It occurred to me, even then, what might things have been like if she’d been like the ones who stared? While we can forgive little kids for not knowing how to behave, what does it say about our society when adults do the same thing because, oh man, I experienced plenty of that. Sometimes I rode in a wheelchair, particularly in malls where my limp made distances difficult. I was never prone to self-consciousness until then. It came with the unease of others, the way people avoided looking at me but looked at me when they thought I couldn’t see, the way they edged away, the way I existed too much or not at all. There was never a moment when I could simply be in a place as myself and not as the disability they observed.
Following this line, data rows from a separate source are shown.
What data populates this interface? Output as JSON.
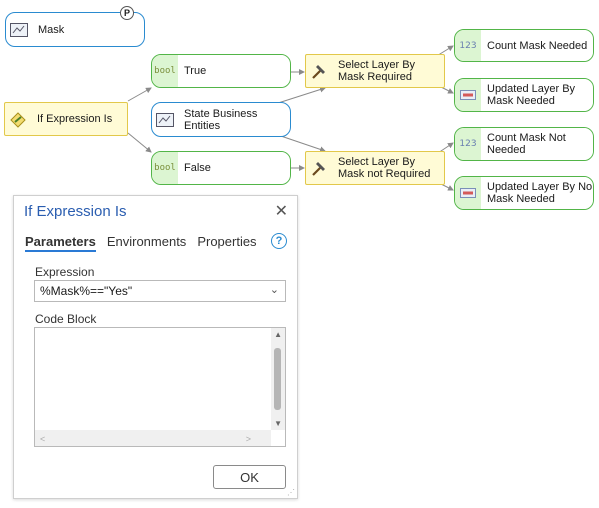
{
  "model": {
    "nodes": {
      "mask": "Mask",
      "mask_badge": "P",
      "if_expression": "If Expression Is",
      "true_label": "True",
      "true_type": "bool",
      "false_label": "False",
      "false_type": "bool",
      "state_business": "State Business Entities",
      "select_required": "Select Layer By Mask Required",
      "select_not_required": "Select Layer By Mask not Required",
      "count_needed": "Count Mask Needed",
      "count_needed_type": "123",
      "updated_by_mask": "Updated Layer By Mask Needed",
      "count_not_needed": "Count Mask Not Needed",
      "count_not_needed_type": "123",
      "updated_no_mask": "Updated Layer By No Mask Needed"
    }
  },
  "dialog": {
    "title": "If Expression Is",
    "close_glyph": "✕",
    "tabs": [
      "Parameters",
      "Environments",
      "Properties"
    ],
    "help_glyph": "?",
    "expression_label": "Expression",
    "expression_value": "%Mask%==\"Yes\"",
    "code_block_label": "Code Block",
    "code_block_value": "",
    "ok_label": "OK"
  },
  "colors": {
    "accent": "#2a8bd0",
    "variable_green": "#52b548",
    "tool_yellow": "#e2c84a",
    "title_blue": "#2a5db0"
  }
}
It was impossible to ignore. That was hardest, this loss of self. Am I still me when no one else sees me?
The answer, if I could talk to my ten-year old self, is yes, of course you are still you, but you’ll have to fight for it because the rest of the world will try to tell you that the extent of your “self” is the body you inhabit, not the soul inside. As an adult I look back on that glimpse I had of disability and imagine what it’s like for those who can’t remove it like I did the body cast. It’s something I reflect on frequently, especially these days, and is an influence in my writing.
Over on Intisar Khanani’s blog, she is doing an amazing series of posts on disability in fiction which everyone should check out (The first post can be found here). As a kid I loved books and the adventures they took me on (ahem, and as an adult too) though I find it hard to come up with a title with a hero/ine who wasn’t able bodied. There’s the occasional side-kick or family member (or villain), but even if those character presences aren’t polluted by unflattering tropes, they aren’t the main character. The absence of these voices in fiction and on TV deprive society of truly understanding itself. If there was more visibility would it improve the way the disabled are viewed/treated? I think it would.
Need an example?
Take Tyrion from Game of Thrones, a favorite character for so many. Have you seen the forums? They discuss the man inside, his intelligence, his empathy, his smart mouth. They also discuss the things he deals with because of his dwarfism. The show and books bring that experience to light for those who know nothing about it. Now imagine the story without this voice. It would be lesser for it. The same is true for every world, with or without dragons.
What are your thoughts on disability in fiction? Are there any titles you would recommend?